Ben Carson says he is a religious pluralist who accepts people from all faiths.
He has also said that to become president, “you have to reject the tenets of Islam.” And for the past few weeks, he's been trying to explain how those views don't conflict.
When he says Islamic principles are incompatible with the U.S. presidency, he's not talking about all Muslims, he says — just “a Muslim who believes in sharia [law].”
What exactly does he mean by sharia?
“I’m talking about the subjugation of women, the judging of people with sexual deviation and feeling that you have the right to kill them ... the feeling that somebody who becomes an apostate as you see it and tries to leave the faith is deserving of death. I just don’t see those things as consistent with American values or our Constitution.”
Of course, that isn't everyone's definition of sharia law — and Carson says he understands that there are many different kinds of sharia, including some versions that include none of the above: “I’ve said if Muslims are willing to reject those things and to place our Constitution above, you know, their belief system, I don’t see why they couldn’t serve as president of the United States.”
Carson isn't prepared to adopt that standard himself: Sometimes the Constitution comes first, he’s said — but sometimes the Bible does. He just doesn’t have to make a choice, he says.
“Well, fortunately it’s not a problem for us,” he says, “because the people who put the Constitution together believed in the Christian faith. And all the values [in the] Constitution are derived from our Judeo-Christian heritage. So there’s no conflict there.”
Some candidates have floated the idea of taking in Christians, not Muslims. That wouldn’t solve the problem for Carson. “If you’re, you know, an extremist and you want to get in here and do stuff, say ‘I’m a Christian. You know, look at my cross, I’m a good guy.’ And then all of a sudden, when you get here — [explosion noise].”

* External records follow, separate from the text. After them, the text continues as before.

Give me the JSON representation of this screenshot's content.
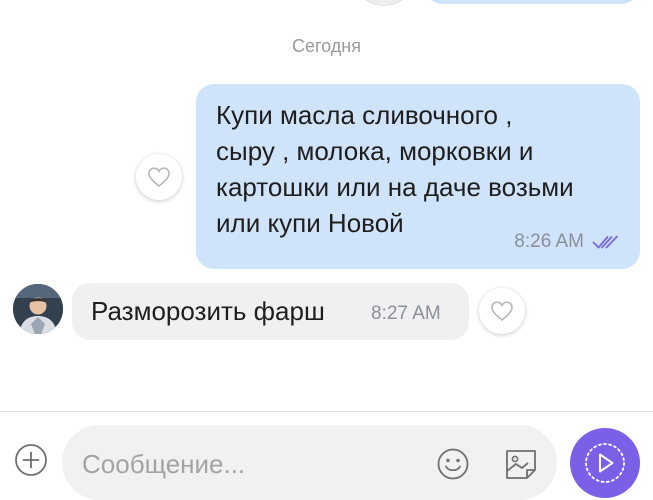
{
  "chat": {
    "date_separator": "Сегодня",
    "outgoing": {
      "text": "Купи масла сливочного ,\nсыру , молока, морковки  и\nкартошки или на даче возьми\nили купи Новой",
      "time": "8:26 AM",
      "status_icon": "double-check-icon"
    },
    "incoming": {
      "text": "Разморозить фарш",
      "time": "8:27 AM"
    }
  },
  "composer": {
    "placeholder": "Сообщение...",
    "icons": [
      "add-icon",
      "emoji-icon",
      "sticker-icon",
      "send-icon"
    ]
  },
  "colors": {
    "outgoing_bubble": "#cfe4fb",
    "incoming_bubble": "#f0f0f0",
    "accent": "#7b5fe6",
    "read_check": "#7b6cd9"
  }
}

“And as you probably know, with the jihadists they believe that it’s okay to lie to people who belong to what they call the ‘kafir.’ If you’re not one of them, you can do anything you want and it’s okay.”
As for the terrorist group many of the refugees are fleeing: If Carson were president, he would get rid of the Islamic State by “strangling them, all of their supply routes, all of their monetary routes, their oil, everything that’s giving them sustenance. Then you find them and you kill them. It’s as simple as that.”
Does he ever ask himself what Jesus would do? Would Jesus say “find them and kill them”?
“I seriously doubt he would put himself in that position.” Jesus, he says, would never run for president.